Feds Looking at Easing Up Financing Rules for Condo Developers

Posted by Brent Hart on Oct 10, 2016 in News

Feds Looking at Easing Up Financing Rules for Condo Developers

Proposed Rules Reset Owner/Occupancy and Commercial Space Ranges
October 3, 2016
In response to changing conditions in the residential condominium market, the Federal Housing Administration (FHA) this past week proposed new regulations governing the approval process for condominium developments. 

FHA is seeking to widen the range of thresholds required for FHA approval including the minimum owner-occupants in approved condo developments and limits on commercial/non-residential space. Ultimately, FHA will have the ability to specify new owner-occupancy, commercial/non-residential, and single-unit thresholds. 

FHA currently requires that approved condominium developments have a minimum of 50% of the units occupied by owners.

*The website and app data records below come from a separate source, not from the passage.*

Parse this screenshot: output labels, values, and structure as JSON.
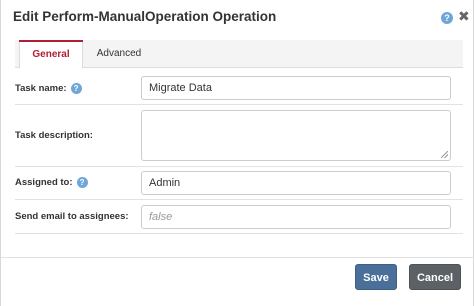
{
  "dialog": {
    "title": "Edit Perform-ManualOperation Operation",
    "help_icon": "?",
    "close_icon": "✖"
  },
  "tabs": [
    {
      "label": "General",
      "active": true
    },
    {
      "label": "Advanced",
      "active": false
    }
  ],
  "form": {
    "task_name": {
      "label": "Task name:",
      "value": "Migrate Data",
      "help": "?"
    },
    "task_description": {
      "label": "Task description:",
      "value": ""
    },
    "assigned_to": {
      "label": "Assigned to:",
      "value": "Admin",
      "help": "?"
    },
    "send_email": {
      "label": "Send email to assignees:",
      "placeholder": "false"
    }
  },
  "buttons": {
    "save": "Save",
    "cancel": "Cancel"
  },
  "colors": {
    "accent_tab": "#b02034",
    "save_button": "#4a6f98",
    "cancel_button": "#5b6165",
    "help_icon": "#6ea6d8"
  }
}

While having too few owner-occupants can detract from the viability of a project, requiring too many can harm its marketability, the agency said. 

Through this proposed rule change, FHA is proposing to establish an allowable range between 25% and 75%. The range allows FHA to choose a specific percentage that is responsive to future market changes. 

FHA is also looking at expanding the range for allowable nonresidential use. 

FHA currently requires that the commercial/nonresidential space within an approved condominium development not exceed 50% of the project’s total floor area, and anticipates maintaining this as a requirement in the near term. 

However, as the agency gains experience with this program, it may wish to modify this limitation and is therefore proposing to establish a range between 25% and 60%, it said. 

FHA also has proposed reinstating spot approvals in unapproved condominium developments and to require condo projects to recertify their approval status every three years rather than the current two-year requirement. 

FHA’s intent is to modify its condominium rules to ensure financial soundness and project viability, but in a manner that is more flexible where possible and responsive to the market, agency officials said. 

The National Association of Realtors generally praised sections of the proposed changes, but remains concerned about the possibility of an overly high owner-occupancy threshold. 

NAR president Tom Salomone expressed disappointment that HUD chose to defer the owner-occupancy decision, but said NAR will work with HUD directly and through comment to establish a data-driven threshold. 

NAR is hoping for an owner-occupancy requirement set at 35%.